### Source records ###

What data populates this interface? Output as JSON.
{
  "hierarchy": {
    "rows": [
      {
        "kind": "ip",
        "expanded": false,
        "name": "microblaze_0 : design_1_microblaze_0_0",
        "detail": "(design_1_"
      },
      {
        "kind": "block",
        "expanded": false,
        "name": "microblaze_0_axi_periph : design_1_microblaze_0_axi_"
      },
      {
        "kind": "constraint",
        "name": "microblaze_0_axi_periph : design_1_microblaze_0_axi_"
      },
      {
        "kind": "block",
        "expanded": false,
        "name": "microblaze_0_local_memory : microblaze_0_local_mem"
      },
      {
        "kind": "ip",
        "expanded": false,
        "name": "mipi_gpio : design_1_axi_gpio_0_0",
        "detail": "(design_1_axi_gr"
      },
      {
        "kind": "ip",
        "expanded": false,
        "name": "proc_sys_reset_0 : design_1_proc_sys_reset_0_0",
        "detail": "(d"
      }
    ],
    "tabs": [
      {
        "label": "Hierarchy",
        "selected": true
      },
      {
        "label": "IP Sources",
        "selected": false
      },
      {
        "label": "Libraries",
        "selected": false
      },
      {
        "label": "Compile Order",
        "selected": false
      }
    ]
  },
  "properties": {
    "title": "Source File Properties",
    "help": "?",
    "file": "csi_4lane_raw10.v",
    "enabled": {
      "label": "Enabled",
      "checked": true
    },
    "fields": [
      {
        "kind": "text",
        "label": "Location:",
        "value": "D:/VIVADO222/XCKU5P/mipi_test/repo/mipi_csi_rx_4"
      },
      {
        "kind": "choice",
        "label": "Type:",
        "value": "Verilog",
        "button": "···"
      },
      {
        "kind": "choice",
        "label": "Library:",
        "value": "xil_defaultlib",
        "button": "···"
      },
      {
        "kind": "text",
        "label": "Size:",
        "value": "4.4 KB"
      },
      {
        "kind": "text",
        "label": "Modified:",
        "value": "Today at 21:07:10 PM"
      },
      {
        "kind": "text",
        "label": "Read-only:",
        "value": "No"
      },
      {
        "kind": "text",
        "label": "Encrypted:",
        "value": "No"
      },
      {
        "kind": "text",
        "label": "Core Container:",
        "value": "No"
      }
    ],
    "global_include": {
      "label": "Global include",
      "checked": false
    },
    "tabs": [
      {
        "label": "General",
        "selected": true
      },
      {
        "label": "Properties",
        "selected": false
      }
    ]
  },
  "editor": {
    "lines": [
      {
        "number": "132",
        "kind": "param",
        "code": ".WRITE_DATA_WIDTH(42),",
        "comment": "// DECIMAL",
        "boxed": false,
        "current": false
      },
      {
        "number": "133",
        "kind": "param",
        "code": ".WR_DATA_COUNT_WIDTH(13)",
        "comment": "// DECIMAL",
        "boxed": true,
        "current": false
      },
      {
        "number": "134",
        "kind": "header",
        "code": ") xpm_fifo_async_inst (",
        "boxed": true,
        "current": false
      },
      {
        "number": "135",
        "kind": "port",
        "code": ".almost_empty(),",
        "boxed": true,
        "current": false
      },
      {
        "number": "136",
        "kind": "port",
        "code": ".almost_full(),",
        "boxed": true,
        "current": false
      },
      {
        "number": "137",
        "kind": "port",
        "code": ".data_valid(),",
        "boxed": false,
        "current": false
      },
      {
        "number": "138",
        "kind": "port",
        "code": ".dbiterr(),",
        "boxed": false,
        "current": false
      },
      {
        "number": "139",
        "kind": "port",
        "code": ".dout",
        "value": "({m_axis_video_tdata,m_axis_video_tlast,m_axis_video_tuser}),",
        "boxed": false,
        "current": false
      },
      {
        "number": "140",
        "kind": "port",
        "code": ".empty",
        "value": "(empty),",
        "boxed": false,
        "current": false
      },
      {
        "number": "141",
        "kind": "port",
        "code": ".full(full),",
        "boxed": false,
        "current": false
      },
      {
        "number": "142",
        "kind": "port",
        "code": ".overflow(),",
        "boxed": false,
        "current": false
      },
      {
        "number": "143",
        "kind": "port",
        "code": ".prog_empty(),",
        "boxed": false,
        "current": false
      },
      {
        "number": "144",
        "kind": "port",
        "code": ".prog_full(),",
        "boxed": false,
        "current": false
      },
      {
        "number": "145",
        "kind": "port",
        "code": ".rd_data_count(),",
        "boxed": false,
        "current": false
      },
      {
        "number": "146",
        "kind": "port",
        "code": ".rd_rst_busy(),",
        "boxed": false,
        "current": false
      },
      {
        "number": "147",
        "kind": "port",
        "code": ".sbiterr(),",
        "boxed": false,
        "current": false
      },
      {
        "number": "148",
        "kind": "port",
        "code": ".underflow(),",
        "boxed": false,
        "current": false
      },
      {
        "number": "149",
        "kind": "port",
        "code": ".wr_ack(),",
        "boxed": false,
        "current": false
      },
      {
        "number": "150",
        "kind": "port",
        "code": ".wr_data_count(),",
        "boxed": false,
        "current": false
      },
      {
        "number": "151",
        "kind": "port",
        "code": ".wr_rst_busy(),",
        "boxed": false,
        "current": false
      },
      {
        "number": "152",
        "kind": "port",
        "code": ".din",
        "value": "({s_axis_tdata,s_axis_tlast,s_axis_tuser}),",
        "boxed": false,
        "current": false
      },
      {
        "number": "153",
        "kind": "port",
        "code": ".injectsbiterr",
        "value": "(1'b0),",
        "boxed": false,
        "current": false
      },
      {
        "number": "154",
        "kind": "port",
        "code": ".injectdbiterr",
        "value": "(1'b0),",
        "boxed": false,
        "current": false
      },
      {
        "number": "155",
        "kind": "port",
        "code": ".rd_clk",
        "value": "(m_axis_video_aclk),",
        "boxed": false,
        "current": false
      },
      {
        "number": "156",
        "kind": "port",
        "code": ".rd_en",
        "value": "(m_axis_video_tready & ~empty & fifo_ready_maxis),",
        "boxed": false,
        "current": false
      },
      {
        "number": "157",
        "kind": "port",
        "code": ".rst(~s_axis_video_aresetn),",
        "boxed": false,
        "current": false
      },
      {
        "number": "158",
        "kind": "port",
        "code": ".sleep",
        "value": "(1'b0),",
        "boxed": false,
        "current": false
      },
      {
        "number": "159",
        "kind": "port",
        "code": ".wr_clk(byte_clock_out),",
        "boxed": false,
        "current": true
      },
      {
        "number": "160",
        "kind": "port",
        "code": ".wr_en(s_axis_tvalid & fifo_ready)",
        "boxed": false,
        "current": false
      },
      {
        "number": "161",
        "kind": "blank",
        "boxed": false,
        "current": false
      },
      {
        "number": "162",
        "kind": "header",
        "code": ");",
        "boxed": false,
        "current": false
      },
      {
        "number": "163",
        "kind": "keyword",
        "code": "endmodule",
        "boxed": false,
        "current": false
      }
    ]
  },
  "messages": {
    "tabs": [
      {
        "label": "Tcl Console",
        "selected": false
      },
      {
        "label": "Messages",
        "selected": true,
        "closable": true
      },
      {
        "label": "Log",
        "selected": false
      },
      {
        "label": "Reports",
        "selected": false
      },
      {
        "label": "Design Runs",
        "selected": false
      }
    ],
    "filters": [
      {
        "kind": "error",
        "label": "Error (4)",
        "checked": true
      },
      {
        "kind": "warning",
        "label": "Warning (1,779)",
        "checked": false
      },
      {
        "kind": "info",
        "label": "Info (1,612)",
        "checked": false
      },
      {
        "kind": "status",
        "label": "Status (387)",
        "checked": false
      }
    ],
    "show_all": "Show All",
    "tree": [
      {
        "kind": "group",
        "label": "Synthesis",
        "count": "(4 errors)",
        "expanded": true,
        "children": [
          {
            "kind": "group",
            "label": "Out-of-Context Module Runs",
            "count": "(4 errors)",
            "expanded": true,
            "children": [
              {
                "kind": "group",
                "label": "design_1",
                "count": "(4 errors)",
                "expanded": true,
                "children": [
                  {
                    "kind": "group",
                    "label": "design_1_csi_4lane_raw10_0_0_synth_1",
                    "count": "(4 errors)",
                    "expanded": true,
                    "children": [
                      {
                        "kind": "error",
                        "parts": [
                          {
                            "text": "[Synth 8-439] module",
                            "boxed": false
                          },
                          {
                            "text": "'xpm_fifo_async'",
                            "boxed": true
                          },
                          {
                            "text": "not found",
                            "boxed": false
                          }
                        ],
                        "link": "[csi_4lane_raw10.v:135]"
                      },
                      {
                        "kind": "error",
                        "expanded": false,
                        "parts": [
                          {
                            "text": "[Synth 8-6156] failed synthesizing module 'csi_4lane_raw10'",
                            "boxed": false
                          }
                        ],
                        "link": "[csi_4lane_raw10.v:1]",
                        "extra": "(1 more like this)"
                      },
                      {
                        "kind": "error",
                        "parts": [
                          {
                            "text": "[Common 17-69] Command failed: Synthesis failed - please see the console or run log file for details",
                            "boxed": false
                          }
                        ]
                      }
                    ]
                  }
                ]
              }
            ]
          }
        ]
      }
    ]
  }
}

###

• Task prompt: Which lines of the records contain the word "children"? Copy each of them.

• Solution:
        "children": [
            "children": [
                "children": [
                    "children": [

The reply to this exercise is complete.